**Task prompt**
Copy out the data below as written; omit any images.

━━ Dataset content

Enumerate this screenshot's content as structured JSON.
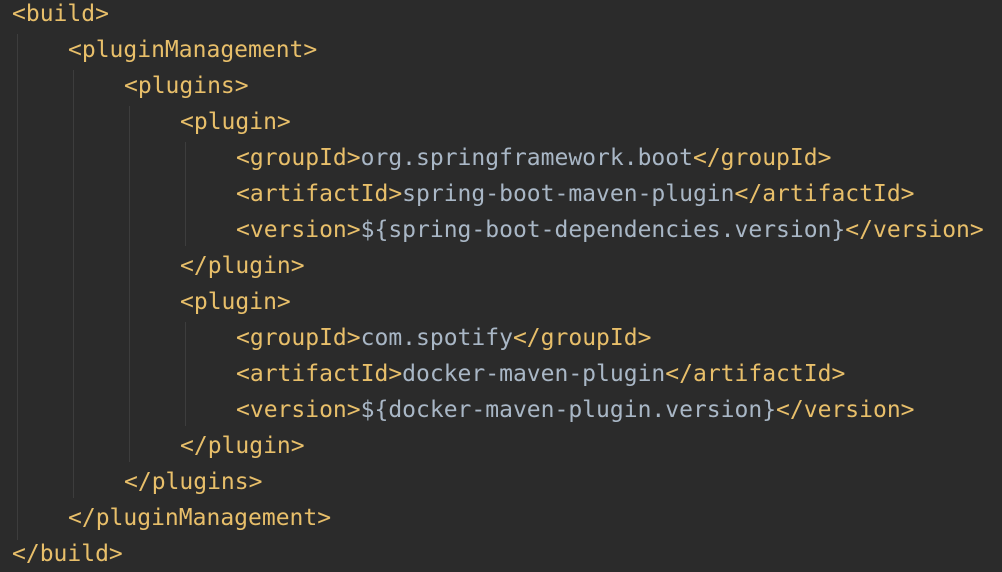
{
  "code": {
    "lines": [
      {
        "open": "<build>",
        "text": "",
        "close": ""
      },
      {
        "open": "<pluginManagement>",
        "text": "",
        "close": ""
      },
      {
        "open": "<plugins>",
        "text": "",
        "close": ""
      },
      {
        "open": "<plugin>",
        "text": "",
        "close": ""
      },
      {
        "open": "<groupId>",
        "text": "org.springframework.boot",
        "close": "</groupId>"
      },
      {
        "open": "<artifactId>",
        "text": "spring-boot-maven-plugin",
        "close": "</artifactId>"
      },
      {
        "open": "<version>",
        "text": "${spring-boot-dependencies.version}",
        "close": "</version>"
      },
      {
        "open": "</plugin>",
        "text": "",
        "close": ""
      },
      {
        "open": "<plugin>",
        "text": "",
        "close": ""
      },
      {
        "open": "<groupId>",
        "text": "com.spotify",
        "close": "</groupId>"
      },
      {
        "open": "<artifactId>",
        "text": "docker-maven-plugin",
        "close": "</artifactId>"
      },
      {
        "open": "<version>",
        "text": "${docker-maven-plugin.version}",
        "close": "</version>"
      },
      {
        "open": "</plugin>",
        "text": "",
        "close": ""
      },
      {
        "open": "</plugins>",
        "text": "",
        "close": ""
      },
      {
        "open": "</pluginManagement>",
        "text": "",
        "close": ""
      },
      {
        "open": "</build>",
        "text": "",
        "close": ""
      }
    ]
  },
  "colors": {
    "background": "#2b2b2b",
    "tag": "#e8bf6a",
    "text": "#a9b7c6",
    "indent_guide": "#3d3d3d"
  }
}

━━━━

**Solved problem**
Enumerate this screenshot's content as structured JSON.
{
  "code": {
    "lines": [
      {
        "open": "<build>",
        "text": "",
        "close": ""
      },
      {
        "open": "<pluginManagement>",
        "text": "",
        "close": ""
      },
      {
        "open": "<plugins>",
        "text": "",
        "close": ""
      },
      {
        "open": "<plugin>",
        "text": "",
        "close": ""
      },
      {
        "open": "<groupId>",
        "text": "org.springframework.boot",
        "close": "</groupId>"
      },
      {
        "open": "<artifactId>",
        "text": "spring-boot-maven-plugin",
        "close": "</artifactId>"
      },
      {
        "open": "<version>",
        "text": "${spring-boot-dependencies.version}",
        "close": "</version>"
      },
      {
        "open": "</plugin>",
        "text": "",
        "close": ""
      },
      {
        "open": "<plugin>",
        "text": "",
        "close": ""
      },
      {
        "open": "<groupId>",
        "text": "com.spotify",
        "close": "</groupId>"
      },
      {
        "open": "<artifactId>",
        "text": "docker-maven-plugin",
        "close": "</artifactId>"
      },
      {
        "open": "<version>",
        "text": "${docker-maven-plugin.version}",
        "close": "</version>"
      },
      {
        "open": "</plugin>",
        "text": "",
        "close": ""
      },
      {
        "open": "</plugins>",
        "text": "",
        "close": ""
      },
      {
        "open": "</pluginManagement>",
        "text": "",
        "close": ""
      },
      {
        "open": "</build>",
        "text": "",
        "close": ""
      }
    ]
  },
  "colors": {
    "background": "#2b2b2b",
    "tag": "#e8bf6a",
    "text": "#a9b7c6",
    "indent_guide": "#3d3d3d"
  }
}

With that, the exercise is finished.